TASK INPUTS –
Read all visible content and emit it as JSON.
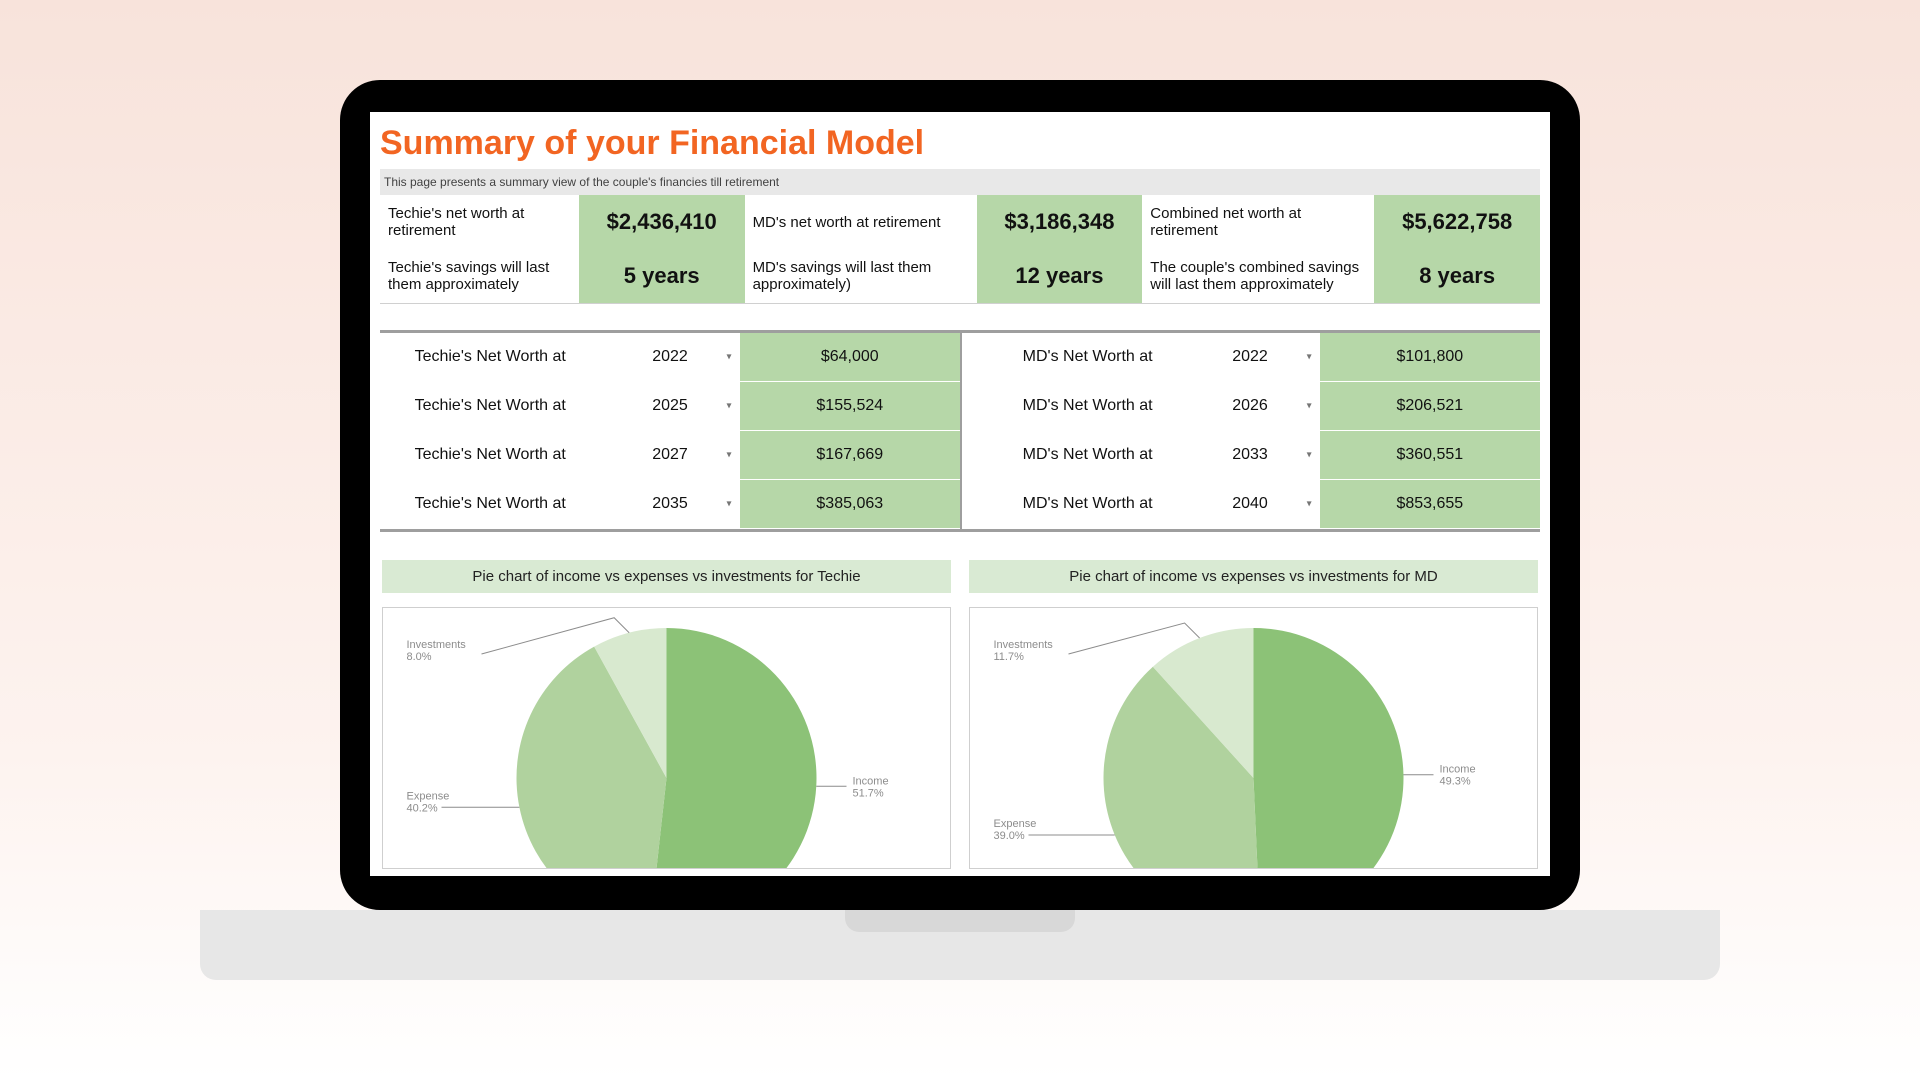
{
  "title": "Summary of your Financial Model",
  "subtitle": "This page presents a summary view of the couple's financies till retirement",
  "summary": {
    "r1": {
      "l1": "Techie's net worth at retirement",
      "v1": "$2,436,410",
      "l2": "MD's net worth at retirement",
      "v2": "$3,186,348",
      "l3": "Combined net worth at retirement",
      "v3": "$5,622,758"
    },
    "r2": {
      "l1": "Techie's savings will last them approximately",
      "v1": "5 years",
      "l2": "MD's savings will last them approximately)",
      "v2": "12 years",
      "l3": "The couple's combined savings will last them approximately",
      "v3": "8 years"
    }
  },
  "net_worth_rows": [
    {
      "left_label": "Techie's Net Worth at",
      "left_year": "2022",
      "left_amount": "$64,000",
      "right_label": "MD's Net Worth at",
      "right_year": "2022",
      "right_amount": "$101,800"
    },
    {
      "left_label": "Techie's Net Worth at",
      "left_year": "2025",
      "left_amount": "$155,524",
      "right_label": "MD's Net Worth at",
      "right_year": "2026",
      "right_amount": "$206,521"
    },
    {
      "left_label": "Techie's Net Worth at",
      "left_year": "2027",
      "left_amount": "$167,669",
      "right_label": "MD's Net Worth at",
      "right_year": "2033",
      "right_amount": "$360,551"
    },
    {
      "left_label": "Techie's Net Worth at",
      "left_year": "2035",
      "left_amount": "$385,063",
      "right_label": "MD's Net Worth at",
      "right_year": "2040",
      "right_amount": "$853,655"
    }
  ],
  "chart_left_title": "Pie chart of income vs expenses vs investments for Techie",
  "chart_right_title": "Pie chart of income vs expenses vs investments for MD",
  "chart_data": [
    {
      "type": "pie",
      "title": "Pie chart of income vs expenses vs investments for Techie",
      "series": [
        {
          "name": "Income",
          "value": 51.7,
          "label": "Income",
          "pct": "51.7%"
        },
        {
          "name": "Expense",
          "value": 40.2,
          "label": "Expense",
          "pct": "40.2%"
        },
        {
          "name": "Investments",
          "value": 8.0,
          "label": "Investments",
          "pct": "8.0%"
        }
      ],
      "colors": {
        "Income": "#8cc277",
        "Expense": "#b0d29e",
        "Investments": "#d8e9cf"
      }
    },
    {
      "type": "pie",
      "title": "Pie chart of income vs expenses vs investments for MD",
      "series": [
        {
          "name": "Income",
          "value": 49.3,
          "label": "Income",
          "pct": "49.3%"
        },
        {
          "name": "Expense",
          "value": 39.0,
          "label": "Expense",
          "pct": "39.0%"
        },
        {
          "name": "Investments",
          "value": 11.7,
          "label": "Investments",
          "pct": "11.7%"
        }
      ],
      "colors": {
        "Income": "#8cc277",
        "Expense": "#b0d29e",
        "Investments": "#d8e9cf"
      }
    }
  ]
}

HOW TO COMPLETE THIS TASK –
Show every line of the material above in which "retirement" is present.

PROBLEM SOLUTION –
  "subtitle": "This page presents a summary view of the couple's financies till retirement",
      "l1": "Techie's net worth at retirement",
      "l2": "MD's net worth at retirement",
      "l3": "Combined net worth at retirement",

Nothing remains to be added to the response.